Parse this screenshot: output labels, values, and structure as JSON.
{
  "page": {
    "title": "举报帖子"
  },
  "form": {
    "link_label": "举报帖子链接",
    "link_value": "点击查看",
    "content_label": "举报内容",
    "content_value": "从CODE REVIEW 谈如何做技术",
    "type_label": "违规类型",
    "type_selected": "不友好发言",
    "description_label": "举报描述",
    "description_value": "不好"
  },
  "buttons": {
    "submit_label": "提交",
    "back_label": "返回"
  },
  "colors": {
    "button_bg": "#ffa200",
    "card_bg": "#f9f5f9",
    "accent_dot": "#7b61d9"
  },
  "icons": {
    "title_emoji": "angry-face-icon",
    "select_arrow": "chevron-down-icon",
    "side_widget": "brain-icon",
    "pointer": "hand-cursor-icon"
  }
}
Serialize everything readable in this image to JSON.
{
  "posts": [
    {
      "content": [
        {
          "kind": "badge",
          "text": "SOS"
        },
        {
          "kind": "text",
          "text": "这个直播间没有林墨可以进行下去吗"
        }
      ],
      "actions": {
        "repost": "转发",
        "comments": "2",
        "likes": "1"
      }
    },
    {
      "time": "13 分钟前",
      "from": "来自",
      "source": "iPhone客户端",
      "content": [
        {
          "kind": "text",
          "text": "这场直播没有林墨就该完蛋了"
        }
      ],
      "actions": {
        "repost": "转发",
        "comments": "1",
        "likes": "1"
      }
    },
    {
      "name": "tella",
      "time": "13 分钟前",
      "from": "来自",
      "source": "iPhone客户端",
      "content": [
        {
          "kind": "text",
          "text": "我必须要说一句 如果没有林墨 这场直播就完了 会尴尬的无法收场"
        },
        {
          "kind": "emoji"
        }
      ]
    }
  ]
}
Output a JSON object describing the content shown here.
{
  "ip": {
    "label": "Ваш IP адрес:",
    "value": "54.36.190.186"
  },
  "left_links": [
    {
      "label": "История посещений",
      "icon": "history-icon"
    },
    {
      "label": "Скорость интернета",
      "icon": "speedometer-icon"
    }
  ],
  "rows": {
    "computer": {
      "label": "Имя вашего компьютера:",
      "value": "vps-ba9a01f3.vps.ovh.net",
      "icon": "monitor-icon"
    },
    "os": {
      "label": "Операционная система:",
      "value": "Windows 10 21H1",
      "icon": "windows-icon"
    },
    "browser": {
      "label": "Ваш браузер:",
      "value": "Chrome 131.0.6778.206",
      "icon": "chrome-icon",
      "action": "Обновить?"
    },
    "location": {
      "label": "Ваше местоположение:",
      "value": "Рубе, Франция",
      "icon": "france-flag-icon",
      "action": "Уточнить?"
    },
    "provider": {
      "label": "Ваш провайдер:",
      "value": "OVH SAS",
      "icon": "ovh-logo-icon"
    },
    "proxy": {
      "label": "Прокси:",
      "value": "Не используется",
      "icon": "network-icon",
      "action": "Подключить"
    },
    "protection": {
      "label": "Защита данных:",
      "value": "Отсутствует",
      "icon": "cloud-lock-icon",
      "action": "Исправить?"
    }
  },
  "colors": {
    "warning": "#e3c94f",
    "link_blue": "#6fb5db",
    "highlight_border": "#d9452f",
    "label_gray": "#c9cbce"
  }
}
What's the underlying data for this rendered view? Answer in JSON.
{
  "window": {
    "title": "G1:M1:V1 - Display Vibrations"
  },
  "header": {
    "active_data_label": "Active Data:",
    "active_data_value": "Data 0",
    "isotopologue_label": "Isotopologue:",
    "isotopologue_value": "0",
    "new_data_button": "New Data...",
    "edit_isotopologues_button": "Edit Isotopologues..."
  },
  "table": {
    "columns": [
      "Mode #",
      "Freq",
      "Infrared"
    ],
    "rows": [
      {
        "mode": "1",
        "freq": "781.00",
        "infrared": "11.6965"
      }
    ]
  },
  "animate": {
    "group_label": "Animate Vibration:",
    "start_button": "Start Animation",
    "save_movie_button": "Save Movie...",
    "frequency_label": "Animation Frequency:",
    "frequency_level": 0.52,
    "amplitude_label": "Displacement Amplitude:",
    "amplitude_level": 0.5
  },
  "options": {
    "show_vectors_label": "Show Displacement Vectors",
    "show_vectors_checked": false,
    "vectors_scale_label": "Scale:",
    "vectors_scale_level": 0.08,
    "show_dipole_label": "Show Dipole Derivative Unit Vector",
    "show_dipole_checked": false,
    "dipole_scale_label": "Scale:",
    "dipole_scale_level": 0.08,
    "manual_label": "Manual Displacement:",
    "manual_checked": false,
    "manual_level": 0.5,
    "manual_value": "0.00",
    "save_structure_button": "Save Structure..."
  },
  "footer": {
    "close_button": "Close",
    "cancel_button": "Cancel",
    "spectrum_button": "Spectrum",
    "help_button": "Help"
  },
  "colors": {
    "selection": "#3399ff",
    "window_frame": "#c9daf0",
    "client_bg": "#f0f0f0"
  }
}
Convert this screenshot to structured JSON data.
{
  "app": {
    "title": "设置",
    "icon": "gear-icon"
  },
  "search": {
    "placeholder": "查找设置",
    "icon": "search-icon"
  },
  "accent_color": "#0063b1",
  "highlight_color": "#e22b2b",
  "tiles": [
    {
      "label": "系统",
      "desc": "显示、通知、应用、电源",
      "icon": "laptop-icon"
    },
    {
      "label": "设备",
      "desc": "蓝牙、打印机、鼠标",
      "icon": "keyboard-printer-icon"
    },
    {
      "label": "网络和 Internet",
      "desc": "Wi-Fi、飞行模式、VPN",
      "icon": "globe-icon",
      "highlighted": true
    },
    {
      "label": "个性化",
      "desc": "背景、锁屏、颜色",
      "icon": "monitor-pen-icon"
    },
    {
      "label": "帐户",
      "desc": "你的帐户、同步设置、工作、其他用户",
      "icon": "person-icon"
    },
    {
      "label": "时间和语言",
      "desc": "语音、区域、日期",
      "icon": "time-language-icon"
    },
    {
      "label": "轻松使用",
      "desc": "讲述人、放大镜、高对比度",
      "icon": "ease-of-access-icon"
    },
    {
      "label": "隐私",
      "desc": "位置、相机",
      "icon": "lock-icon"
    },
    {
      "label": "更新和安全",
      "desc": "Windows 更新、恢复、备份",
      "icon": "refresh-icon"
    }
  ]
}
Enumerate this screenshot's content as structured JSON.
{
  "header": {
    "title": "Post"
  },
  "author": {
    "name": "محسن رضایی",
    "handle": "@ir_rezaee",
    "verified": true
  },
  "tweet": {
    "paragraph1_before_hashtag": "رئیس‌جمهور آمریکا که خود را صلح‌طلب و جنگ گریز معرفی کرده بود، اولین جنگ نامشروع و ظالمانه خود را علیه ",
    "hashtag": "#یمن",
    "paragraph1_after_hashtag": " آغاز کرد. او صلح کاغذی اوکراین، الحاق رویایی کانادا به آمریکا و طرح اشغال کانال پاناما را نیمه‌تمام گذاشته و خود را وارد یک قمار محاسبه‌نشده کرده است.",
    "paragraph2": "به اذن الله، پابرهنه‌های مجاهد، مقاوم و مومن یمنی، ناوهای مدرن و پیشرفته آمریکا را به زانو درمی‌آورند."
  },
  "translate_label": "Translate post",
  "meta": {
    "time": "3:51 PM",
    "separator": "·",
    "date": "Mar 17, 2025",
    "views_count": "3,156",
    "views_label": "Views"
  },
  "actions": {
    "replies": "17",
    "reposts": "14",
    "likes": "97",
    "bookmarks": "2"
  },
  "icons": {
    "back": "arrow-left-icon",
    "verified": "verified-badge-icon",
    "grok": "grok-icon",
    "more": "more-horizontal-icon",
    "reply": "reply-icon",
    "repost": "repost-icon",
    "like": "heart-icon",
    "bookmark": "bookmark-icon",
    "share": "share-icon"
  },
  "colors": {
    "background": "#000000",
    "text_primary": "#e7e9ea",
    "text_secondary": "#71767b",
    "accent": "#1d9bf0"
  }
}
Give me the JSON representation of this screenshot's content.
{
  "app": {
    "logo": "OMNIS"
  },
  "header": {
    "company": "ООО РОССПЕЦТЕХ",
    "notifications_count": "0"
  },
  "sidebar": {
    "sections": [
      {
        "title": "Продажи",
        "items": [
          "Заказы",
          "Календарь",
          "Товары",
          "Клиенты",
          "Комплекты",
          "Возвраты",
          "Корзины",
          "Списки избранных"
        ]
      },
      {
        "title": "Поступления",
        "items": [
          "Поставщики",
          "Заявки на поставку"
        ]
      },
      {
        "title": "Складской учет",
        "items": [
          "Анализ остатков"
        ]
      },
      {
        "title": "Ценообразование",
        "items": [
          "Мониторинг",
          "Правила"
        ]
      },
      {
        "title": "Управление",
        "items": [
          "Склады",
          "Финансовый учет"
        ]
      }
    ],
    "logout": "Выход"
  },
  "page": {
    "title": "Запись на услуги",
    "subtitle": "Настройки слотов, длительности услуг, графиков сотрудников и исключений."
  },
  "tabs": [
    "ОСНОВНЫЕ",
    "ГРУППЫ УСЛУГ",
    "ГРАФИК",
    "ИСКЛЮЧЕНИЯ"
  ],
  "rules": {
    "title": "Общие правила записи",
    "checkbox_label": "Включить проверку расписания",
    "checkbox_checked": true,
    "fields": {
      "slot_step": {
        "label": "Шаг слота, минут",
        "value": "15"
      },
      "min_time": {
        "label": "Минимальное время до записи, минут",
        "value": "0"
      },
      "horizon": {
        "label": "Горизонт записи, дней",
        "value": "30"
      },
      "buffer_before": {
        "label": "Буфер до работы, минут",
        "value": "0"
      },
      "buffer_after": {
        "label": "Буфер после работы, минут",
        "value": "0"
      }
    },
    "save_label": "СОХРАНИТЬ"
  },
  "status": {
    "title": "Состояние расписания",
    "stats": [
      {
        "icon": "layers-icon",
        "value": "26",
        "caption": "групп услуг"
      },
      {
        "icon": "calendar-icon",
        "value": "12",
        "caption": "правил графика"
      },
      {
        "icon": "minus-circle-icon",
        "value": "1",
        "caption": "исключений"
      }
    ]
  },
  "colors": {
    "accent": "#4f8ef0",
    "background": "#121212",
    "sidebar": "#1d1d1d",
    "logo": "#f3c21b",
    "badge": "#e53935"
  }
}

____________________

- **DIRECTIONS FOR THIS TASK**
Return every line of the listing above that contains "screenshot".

- **RESPONSE AREA**
Parse this screenshot: output labels, values, and structure as JSON.
Convert this screenshot to structured JSON data.
Enumerate this screenshot's content as structured JSON.
Give me the JSON representation of this screenshot's content.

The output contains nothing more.